Comet 17P/Holmes

The short-period Comet Holmes follows an orbit that falls between those of Mars and Jupiter, on an inclined path that carries it out of the plane of the Solar System. Its orbit takes a little under seven years to complete, so that it regularly enters the inner parts of the Solar System, though it does not approach the Sun more closely than Mars' orbit. It is not, therefore, easily detectable from Earth under most circumstances, even on its closer approaches to the Sun.

At times, however, it can become much more easily visible, because this comet is given to intense temporary outbursts of material. During these outbursts the comet's coma, the thin layer of gases wrapping its solid nucleus, expand temporarily to form an immense bright 'bubble' around the tiny icy core of the comet. This cloud of outburst material is truly enormous, reaching an estimated diameter of a million kilometres (while the comet's solid nucleus is no more than four kilometres in diameter). The mechanism behind these outbursts is not known in detail, but it appears to be related to a build-up of pressure within the comet's nucleus, driven by accumulated energy from the Sun.

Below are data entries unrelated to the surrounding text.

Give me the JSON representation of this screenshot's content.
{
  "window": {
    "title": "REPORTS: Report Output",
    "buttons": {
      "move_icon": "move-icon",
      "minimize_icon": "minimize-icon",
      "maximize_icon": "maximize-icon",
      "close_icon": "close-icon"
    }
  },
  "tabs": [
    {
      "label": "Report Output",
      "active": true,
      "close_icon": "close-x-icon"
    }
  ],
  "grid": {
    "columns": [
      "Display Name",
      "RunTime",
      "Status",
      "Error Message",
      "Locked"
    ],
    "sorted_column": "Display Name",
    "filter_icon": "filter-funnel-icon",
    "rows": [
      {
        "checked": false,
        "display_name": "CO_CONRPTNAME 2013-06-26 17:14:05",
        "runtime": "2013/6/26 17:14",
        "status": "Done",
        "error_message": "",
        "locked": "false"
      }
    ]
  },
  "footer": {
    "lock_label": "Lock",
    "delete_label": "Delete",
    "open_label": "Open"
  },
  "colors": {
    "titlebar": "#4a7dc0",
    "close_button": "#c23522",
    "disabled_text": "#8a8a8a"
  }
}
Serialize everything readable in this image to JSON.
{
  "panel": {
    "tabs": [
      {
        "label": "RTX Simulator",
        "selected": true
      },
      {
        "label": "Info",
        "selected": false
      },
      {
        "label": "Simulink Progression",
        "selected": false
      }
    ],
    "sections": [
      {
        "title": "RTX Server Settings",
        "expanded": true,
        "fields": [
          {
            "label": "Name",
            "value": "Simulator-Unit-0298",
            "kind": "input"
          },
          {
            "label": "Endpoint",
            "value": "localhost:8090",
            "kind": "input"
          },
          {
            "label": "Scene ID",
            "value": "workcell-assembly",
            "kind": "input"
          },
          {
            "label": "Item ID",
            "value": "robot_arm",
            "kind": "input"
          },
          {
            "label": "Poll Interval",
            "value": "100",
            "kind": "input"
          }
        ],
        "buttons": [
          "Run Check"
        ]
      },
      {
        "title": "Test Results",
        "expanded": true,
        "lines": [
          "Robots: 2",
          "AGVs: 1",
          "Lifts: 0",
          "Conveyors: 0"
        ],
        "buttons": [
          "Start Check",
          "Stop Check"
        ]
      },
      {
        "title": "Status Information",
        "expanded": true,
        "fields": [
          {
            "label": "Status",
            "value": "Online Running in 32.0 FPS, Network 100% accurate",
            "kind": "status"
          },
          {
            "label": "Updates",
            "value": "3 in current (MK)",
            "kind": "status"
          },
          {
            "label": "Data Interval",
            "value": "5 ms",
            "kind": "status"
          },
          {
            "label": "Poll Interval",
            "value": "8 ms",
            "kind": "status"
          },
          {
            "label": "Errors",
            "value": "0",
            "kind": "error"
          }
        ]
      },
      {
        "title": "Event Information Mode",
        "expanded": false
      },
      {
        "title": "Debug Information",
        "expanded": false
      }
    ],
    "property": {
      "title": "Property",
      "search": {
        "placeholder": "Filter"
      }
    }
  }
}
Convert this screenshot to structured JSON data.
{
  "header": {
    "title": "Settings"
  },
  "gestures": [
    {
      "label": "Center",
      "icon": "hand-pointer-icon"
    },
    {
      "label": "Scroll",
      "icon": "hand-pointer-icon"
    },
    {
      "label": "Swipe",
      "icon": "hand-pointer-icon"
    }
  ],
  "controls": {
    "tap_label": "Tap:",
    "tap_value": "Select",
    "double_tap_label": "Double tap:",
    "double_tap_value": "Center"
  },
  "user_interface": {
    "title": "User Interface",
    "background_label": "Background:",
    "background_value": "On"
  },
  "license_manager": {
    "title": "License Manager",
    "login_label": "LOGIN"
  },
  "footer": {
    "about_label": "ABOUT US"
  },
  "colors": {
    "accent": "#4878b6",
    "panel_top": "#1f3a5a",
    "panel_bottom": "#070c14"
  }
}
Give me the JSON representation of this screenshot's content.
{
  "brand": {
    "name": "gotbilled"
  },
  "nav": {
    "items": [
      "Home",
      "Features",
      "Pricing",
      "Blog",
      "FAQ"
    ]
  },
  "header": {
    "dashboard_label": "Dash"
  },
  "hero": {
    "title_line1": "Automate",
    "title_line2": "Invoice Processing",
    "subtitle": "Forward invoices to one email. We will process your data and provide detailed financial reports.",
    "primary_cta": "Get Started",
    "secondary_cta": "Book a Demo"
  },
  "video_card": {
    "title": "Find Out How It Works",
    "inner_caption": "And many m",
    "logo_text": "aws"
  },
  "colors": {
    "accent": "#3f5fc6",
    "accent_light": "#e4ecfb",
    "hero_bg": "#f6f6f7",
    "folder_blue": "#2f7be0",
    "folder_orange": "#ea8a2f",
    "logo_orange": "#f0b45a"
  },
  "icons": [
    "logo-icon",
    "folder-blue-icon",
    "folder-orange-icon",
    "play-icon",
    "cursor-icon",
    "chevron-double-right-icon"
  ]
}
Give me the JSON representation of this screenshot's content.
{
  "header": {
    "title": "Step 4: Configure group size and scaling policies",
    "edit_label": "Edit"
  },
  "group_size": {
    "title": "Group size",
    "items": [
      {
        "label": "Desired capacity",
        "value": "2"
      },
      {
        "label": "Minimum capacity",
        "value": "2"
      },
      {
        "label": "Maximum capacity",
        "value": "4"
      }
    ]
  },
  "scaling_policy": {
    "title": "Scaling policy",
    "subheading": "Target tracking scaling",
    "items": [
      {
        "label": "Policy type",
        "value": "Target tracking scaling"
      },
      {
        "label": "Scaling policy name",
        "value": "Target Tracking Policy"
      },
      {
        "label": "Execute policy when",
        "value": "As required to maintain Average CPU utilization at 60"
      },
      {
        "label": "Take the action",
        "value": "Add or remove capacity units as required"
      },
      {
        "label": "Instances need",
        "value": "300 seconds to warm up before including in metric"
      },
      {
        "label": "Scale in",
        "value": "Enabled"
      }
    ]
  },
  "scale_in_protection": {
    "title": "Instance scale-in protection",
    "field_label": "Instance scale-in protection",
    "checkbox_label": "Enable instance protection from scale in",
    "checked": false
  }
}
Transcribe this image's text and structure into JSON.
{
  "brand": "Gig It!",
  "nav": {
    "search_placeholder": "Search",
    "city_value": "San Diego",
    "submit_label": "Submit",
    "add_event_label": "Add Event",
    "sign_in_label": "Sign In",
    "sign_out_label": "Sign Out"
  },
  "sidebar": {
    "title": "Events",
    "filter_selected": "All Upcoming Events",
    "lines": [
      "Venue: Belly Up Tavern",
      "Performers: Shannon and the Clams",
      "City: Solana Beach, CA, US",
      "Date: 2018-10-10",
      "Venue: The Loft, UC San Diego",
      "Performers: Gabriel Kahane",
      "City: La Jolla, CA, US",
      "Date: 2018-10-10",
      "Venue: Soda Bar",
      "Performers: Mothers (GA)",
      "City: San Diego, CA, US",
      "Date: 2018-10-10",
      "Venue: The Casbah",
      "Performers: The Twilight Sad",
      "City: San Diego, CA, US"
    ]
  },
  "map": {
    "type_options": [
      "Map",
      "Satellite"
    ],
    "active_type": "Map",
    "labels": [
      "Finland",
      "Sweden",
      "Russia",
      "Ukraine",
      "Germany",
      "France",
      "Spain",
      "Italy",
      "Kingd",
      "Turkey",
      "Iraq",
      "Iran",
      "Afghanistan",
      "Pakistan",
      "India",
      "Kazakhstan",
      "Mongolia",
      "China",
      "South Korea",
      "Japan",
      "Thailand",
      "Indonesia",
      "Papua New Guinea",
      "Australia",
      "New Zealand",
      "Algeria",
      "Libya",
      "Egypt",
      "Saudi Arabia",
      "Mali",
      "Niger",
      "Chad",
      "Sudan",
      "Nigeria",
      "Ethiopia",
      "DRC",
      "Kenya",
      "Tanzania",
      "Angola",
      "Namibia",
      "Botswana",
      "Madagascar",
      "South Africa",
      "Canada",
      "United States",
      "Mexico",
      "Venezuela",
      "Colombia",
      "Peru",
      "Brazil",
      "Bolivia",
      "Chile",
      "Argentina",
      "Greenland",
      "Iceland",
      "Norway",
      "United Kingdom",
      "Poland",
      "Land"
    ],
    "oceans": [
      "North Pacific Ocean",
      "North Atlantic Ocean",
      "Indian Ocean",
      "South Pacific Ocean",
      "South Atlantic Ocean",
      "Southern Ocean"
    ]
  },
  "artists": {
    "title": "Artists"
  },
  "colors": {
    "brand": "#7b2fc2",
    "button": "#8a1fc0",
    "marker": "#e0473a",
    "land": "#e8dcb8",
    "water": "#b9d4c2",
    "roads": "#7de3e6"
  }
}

Comet Holmes displayed one of these outbursts in November 1892, when it brightened to a point when it was faintly visible to the naked eye, and was discovered by the amateur astronomer Edwin Holmes. The comet faded again, and after being tracked through two subsequent returns to the inner Solar System, it was lost for some sixty years before being rediscovered. In 2007, Comet Holmes once again underwent one of its periodic outbursts, reaching magnitude +2.8 as seen from Earth (comparable with, for example, the star Alcyone in the Pleiades). A further, though rather less dramatic, outburst occurred on its return in 2015.